Rep. Senfronia Thompson (D-Houston), Chair of the House Public Health Committee, authored a bill proposing the creation of a mental health task force to study and evaluate existing mental health services for Texas’ 5.4 million students and provide recommendations.
The second bill aims to prevent suicides of minors by helping those with severe emotional problems whose parents fail to seek mental health care for them.
Later, Stickland said he had problems with the bills, but did not articulate his objections on the House floor.

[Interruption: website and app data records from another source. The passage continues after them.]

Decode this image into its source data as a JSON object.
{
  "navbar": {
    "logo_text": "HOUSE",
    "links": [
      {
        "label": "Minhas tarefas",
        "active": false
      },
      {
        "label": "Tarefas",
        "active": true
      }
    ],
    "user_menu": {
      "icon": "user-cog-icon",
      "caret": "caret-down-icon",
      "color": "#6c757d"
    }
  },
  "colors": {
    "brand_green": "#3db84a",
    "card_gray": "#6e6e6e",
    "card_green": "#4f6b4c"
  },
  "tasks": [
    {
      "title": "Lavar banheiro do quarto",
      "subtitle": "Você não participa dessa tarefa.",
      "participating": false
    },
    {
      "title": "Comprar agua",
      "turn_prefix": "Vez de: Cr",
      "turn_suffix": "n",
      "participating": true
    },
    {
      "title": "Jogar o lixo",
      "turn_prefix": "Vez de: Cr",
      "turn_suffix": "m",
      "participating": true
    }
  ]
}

Instead, he spoke slowly, read the bills out loud (s l o w l y…), and otherwise used ten minutes to remove the bills from consideration.
Stickland was repeatedly warned by Speaker Pro Tem Joe Moody (D-El Paso) to remain germane to the bill in question and to not read the bill in his speech as it was “dilatory.”
At one point, he even read out loud word-for-word a Texas Tribune article, which Rep. Briscoe Cain (R-Deer Park) handed to him saying “here’s a damn article for you to read” when Stickland was running out of things to say.
The bills were not read consecutively, and in between, Stickland hovered around the back mic, leading to some consternation among his colleagues when they were presenting their bills.
In a tweet prior to the House legislative session that day, he claimed he “had questions” but never once asked questions of the authors. When asked to yield for questions regarding his opposition to bills, Stickland refused. His bluster was not inconsequential.
Rep. Geanie Morrison (R-Victoria), chairwoman of the Local and Consent Calendars Committee and the author of one of the four bills killed by Stickland, told the Dallas News Stickland had given her a list of bills he objected to the day prior, however, it arrived after the calendars were already set. She also said her committee, which the bills return to, will have to decide whether to place them on the calendar again or send them to the general calendar, where they would go through the regular process of debate.
Stickland’s antics run contrary to his promise from prior to session to “try a little more honey than vinegar” and reminds us that sometimes you can’t teach an old dog new tricks.